• Part 1 displays multi-line labels on hi/lo .
• Part 2 displays price/ bumps using small up/down arrows plotted with plotchar().
• Part 3 detects bounces and uses plotshape() to mark them.
You can use our `f_bounceFrom()` function from this part as confirmation for signals in your strategies.
Note that the labels displayed on with the code in Part 1 are plotted in the past. In realtime, they would only appear where they are after 50 bars have elapsed from that point. The other plots are plotted on the bar where their conditions are detected.
You can display thousands of Unicode characters and symbols using Pine. As you can see with our script, it is very easy to do so. The challenge will often be to find the exact symbols you are looking for. Many websites exist to help you explore Unicode characters or symbols. The PineCoders Resources page contains a section presenting a few of them.
Duyck has a Unicode font function script containing functions to convert strings to monospaced Unicode representations.

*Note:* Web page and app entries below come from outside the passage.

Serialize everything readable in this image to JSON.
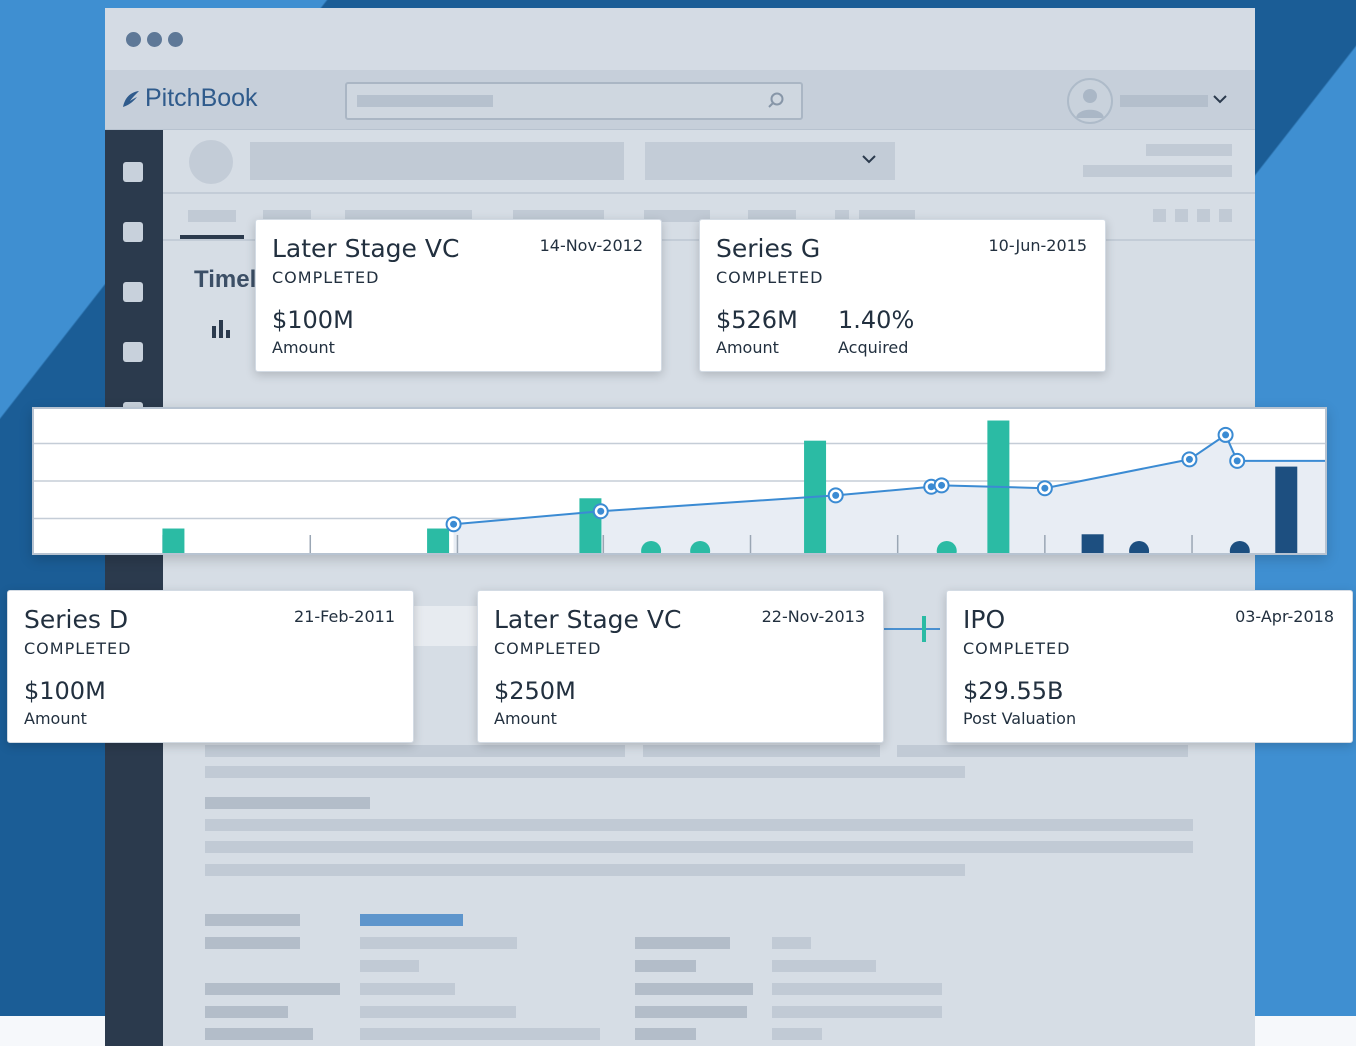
{
  "app": {
    "brand": "PitchBook",
    "timeline_heading": "Timel"
  },
  "colors": {
    "accent_teal": "#2bbba4",
    "accent_navy": "#1d4f80",
    "line_blue": "#3b8bd3",
    "sidebar": "#2b3a4d"
  },
  "icons": [
    "search-icon",
    "user-icon",
    "chevron-down-icon",
    "bar-chart-icon",
    "pitchbook-leaf-icon"
  ],
  "cards_top": [
    {
      "title": "Later Stage VC",
      "date": "14-Nov-2012",
      "status": "COMPLETED",
      "metrics": [
        {
          "value": "$100M",
          "label": "Amount"
        }
      ]
    },
    {
      "title": "Series G",
      "date": "10-Jun-2015",
      "status": "COMPLETED",
      "metrics": [
        {
          "value": "$526M",
          "label": "Amount"
        },
        {
          "value": "1.40%",
          "label": "Acquired"
        }
      ]
    }
  ],
  "cards_bottom": [
    {
      "title": "Series D",
      "date": "21-Feb-2011",
      "status": "COMPLETED",
      "metrics": [
        {
          "value": "$100M",
          "label": "Amount"
        }
      ]
    },
    {
      "title": "Later Stage VC",
      "date": "22-Nov-2013",
      "status": "COMPLETED",
      "metrics": [
        {
          "value": "$250M",
          "label": "Amount"
        }
      ]
    },
    {
      "title": "IPO",
      "date": "03-Apr-2018",
      "status": "COMPLETED",
      "metrics": [
        {
          "value": "$29.55B",
          "label": "Post Valuation"
        }
      ]
    }
  ],
  "chart_data": {
    "type": "bar",
    "title": "",
    "xlabel": "",
    "ylabel": "",
    "grid": true,
    "ylim": [
      0,
      1
    ],
    "bars": [
      {
        "x": 0.108,
        "value": 0.17,
        "series": "teal"
      },
      {
        "x": 0.313,
        "value": 0.17,
        "series": "teal"
      },
      {
        "x": 0.431,
        "value": 0.38,
        "series": "teal"
      },
      {
        "x": 0.605,
        "value": 0.78,
        "series": "teal"
      },
      {
        "x": 0.747,
        "value": 0.92,
        "series": "teal"
      },
      {
        "x": 0.82,
        "value": 0.13,
        "series": "navy"
      },
      {
        "x": 0.97,
        "value": 0.6,
        "series": "navy"
      }
    ],
    "line_points": [
      {
        "x": 0.325,
        "value": 0.2
      },
      {
        "x": 0.439,
        "value": 0.29
      },
      {
        "x": 0.621,
        "value": 0.4
      },
      {
        "x": 0.695,
        "value": 0.46
      },
      {
        "x": 0.703,
        "value": 0.47
      },
      {
        "x": 0.783,
        "value": 0.45
      },
      {
        "x": 0.895,
        "value": 0.65
      },
      {
        "x": 0.923,
        "value": 0.82
      },
      {
        "x": 0.932,
        "value": 0.64
      },
      {
        "x": 1.0,
        "value": 0.64
      }
    ],
    "event_dots": [
      {
        "x": 0.478,
        "series": "teal"
      },
      {
        "x": 0.516,
        "series": "teal"
      },
      {
        "x": 0.707,
        "series": "teal"
      },
      {
        "x": 0.856,
        "series": "navy"
      },
      {
        "x": 0.934,
        "series": "navy"
      }
    ],
    "ticks_x": [
      0.1,
      0.214,
      0.328,
      0.441,
      0.555,
      0.669,
      0.783,
      0.897
    ]
  }
}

TradingView uses the Trebuchet font for most of its text, including text displayed with Pine scripts. While its numerals are monospace and will align vertically in labels text, Duyck's functions will be handy when you need to convert characters to a monospaced form, so they also align vertically in multi-line labels.
What is Unicode?
Unicode is to character encoding what Wikipedia is to knowledge; it holds codes to a good proportion of the characters or symbols used by humans, past or present. In the early days of computing, environments from different manufacturers often used different character encoding schemes, making transport between them difficult. Unicode solves that challenge. It is a comprehensive encoding scheme that visionaries from Xerox and Apple came up with in the late 80's. The addition of members from the Research Libraries Group, Sun Microsystems, Microsoft , Next and Metaphor created the "Unicode working group" and later, the Unicode Consortium, which continues to improve and manage the Unicode standard.
Theoretically, Unicode encodes values representing characters or glyphs—not their pictorial representations. The letters "A" or "a", or the blue heart emoji "💙" are each represented by a Unicode value. In practice, however, there are many different versions of the Latin alphabet in Unicode. That is how our low label can display different representations of the letters "ITV". The exact rendition of Unicode symbols on a specific device is left to equipment manufacturers and typeface designers.
The current Unicode space is comprised of 17 planes of 65,536 characters each, which allows for more than one million code points. Planes are further divided into character blocks, which typically hold a character set corresponding to one script—or language. Emoticons are in the character block starting at U+1F600.
In true TradingView spirit, the author of this script has published it open-source, so traders can understand and verify it. Cheers to the author! You may use it for free, but reuse of this code in a publication is governed by House Rules. You can favorite it to use it on a chart.